── Records supplied ──
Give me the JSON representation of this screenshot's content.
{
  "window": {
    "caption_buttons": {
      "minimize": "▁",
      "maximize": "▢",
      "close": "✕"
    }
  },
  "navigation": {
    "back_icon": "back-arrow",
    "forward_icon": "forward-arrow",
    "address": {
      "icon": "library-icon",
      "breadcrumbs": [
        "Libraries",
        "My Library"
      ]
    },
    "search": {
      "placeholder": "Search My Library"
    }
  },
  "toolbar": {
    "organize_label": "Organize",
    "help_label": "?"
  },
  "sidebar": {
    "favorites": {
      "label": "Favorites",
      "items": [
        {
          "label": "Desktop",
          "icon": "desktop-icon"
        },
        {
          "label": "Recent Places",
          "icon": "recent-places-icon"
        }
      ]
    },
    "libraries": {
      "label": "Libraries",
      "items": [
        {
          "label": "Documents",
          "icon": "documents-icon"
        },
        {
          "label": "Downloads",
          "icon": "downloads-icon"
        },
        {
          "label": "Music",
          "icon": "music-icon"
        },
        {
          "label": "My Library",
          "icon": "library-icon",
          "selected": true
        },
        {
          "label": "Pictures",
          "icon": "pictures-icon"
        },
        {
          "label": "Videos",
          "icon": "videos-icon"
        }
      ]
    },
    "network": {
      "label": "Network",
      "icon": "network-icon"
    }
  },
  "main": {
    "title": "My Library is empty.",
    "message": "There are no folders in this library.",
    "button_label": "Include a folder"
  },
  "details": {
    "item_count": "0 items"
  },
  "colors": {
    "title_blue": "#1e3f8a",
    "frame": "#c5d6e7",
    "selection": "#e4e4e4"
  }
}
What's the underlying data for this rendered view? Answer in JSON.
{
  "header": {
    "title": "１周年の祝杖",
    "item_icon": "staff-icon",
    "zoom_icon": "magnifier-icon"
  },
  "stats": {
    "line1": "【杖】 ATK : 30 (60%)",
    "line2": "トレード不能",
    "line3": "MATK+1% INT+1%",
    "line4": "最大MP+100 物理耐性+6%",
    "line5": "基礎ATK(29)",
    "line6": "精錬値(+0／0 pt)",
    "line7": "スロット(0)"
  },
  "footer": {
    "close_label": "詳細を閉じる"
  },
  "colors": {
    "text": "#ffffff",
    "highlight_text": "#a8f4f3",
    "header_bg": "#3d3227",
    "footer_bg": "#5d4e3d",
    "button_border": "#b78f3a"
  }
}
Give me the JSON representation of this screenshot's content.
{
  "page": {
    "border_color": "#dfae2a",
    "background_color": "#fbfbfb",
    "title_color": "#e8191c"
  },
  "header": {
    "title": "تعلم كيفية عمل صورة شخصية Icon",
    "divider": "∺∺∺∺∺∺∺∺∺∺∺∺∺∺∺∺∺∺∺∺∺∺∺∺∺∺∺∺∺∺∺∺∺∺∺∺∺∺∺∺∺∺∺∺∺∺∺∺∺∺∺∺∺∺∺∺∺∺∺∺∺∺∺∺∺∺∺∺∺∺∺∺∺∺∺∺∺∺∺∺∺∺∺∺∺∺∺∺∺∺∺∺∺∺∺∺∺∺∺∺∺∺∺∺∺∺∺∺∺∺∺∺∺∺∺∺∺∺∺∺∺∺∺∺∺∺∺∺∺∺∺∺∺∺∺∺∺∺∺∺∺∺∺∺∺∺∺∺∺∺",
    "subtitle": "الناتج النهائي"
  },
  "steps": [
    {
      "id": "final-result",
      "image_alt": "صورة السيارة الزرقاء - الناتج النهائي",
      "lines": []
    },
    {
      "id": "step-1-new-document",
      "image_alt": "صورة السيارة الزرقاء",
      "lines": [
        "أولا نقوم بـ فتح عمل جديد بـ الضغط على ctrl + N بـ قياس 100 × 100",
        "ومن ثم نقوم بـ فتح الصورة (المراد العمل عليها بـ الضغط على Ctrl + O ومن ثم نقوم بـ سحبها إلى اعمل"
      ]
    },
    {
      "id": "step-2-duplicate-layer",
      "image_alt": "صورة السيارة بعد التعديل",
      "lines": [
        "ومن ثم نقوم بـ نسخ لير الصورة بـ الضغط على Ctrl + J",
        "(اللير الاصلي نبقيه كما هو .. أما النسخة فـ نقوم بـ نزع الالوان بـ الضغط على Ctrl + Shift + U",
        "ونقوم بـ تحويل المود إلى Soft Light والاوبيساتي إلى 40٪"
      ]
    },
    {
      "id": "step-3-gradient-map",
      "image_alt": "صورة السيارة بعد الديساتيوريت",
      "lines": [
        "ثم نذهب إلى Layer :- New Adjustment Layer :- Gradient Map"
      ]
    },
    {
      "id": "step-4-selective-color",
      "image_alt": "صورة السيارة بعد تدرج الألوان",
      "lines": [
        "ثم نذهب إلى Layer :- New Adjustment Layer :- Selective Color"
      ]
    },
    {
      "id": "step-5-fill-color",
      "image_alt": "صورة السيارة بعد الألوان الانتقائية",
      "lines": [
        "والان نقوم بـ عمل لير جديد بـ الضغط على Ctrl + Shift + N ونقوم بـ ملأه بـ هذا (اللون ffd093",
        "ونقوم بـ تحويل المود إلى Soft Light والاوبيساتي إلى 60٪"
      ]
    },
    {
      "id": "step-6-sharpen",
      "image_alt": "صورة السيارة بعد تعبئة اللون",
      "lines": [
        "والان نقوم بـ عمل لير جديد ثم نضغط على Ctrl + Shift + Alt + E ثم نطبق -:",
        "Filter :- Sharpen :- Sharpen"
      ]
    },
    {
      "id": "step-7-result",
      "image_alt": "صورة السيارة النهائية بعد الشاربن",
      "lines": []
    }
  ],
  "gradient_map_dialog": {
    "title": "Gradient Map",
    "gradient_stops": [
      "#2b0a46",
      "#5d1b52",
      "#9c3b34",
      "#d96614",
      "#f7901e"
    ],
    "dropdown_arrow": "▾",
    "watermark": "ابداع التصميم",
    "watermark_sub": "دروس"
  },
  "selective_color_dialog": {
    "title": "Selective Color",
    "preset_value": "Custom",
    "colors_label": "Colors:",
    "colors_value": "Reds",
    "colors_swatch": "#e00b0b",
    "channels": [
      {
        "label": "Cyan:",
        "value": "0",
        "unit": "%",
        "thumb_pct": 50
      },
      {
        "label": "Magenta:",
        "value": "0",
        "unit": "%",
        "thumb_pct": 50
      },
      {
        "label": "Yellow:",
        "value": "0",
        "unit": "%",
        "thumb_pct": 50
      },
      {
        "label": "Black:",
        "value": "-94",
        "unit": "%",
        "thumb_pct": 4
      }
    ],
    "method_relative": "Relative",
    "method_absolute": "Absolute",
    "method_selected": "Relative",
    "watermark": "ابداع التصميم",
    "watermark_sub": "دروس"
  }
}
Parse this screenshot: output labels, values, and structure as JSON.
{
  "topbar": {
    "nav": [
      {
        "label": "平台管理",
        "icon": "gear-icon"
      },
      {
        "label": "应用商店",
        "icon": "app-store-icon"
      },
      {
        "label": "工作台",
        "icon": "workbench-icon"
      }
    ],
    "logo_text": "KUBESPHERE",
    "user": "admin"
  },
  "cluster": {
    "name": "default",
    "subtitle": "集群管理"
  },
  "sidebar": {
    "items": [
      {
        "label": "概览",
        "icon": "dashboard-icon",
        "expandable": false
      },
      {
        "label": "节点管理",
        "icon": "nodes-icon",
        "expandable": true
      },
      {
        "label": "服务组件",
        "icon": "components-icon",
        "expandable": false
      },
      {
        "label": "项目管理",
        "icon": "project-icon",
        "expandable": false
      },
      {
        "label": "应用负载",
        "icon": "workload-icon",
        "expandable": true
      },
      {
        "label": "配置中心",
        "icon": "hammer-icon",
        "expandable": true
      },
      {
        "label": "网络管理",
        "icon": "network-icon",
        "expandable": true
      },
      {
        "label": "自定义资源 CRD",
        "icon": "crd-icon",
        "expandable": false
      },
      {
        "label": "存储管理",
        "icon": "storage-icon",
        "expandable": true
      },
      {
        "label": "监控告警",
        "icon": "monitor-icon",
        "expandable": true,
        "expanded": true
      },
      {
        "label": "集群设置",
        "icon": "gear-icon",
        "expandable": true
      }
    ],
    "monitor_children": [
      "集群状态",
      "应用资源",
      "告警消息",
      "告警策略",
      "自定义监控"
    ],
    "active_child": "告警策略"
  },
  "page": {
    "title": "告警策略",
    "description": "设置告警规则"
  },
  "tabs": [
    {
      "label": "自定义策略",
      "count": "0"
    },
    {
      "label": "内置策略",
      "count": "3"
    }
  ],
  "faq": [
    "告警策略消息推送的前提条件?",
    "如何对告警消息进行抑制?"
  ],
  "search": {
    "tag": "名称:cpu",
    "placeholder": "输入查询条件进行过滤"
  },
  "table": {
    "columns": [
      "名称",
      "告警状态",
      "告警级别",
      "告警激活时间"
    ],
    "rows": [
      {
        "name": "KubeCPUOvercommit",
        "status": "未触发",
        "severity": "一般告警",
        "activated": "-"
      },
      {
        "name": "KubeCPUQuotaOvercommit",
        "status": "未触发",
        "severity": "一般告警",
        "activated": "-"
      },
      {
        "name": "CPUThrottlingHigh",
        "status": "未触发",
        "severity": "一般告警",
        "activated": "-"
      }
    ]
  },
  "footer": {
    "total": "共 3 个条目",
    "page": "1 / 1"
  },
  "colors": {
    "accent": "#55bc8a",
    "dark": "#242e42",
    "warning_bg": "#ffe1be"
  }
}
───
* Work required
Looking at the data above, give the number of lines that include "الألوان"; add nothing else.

* Output
2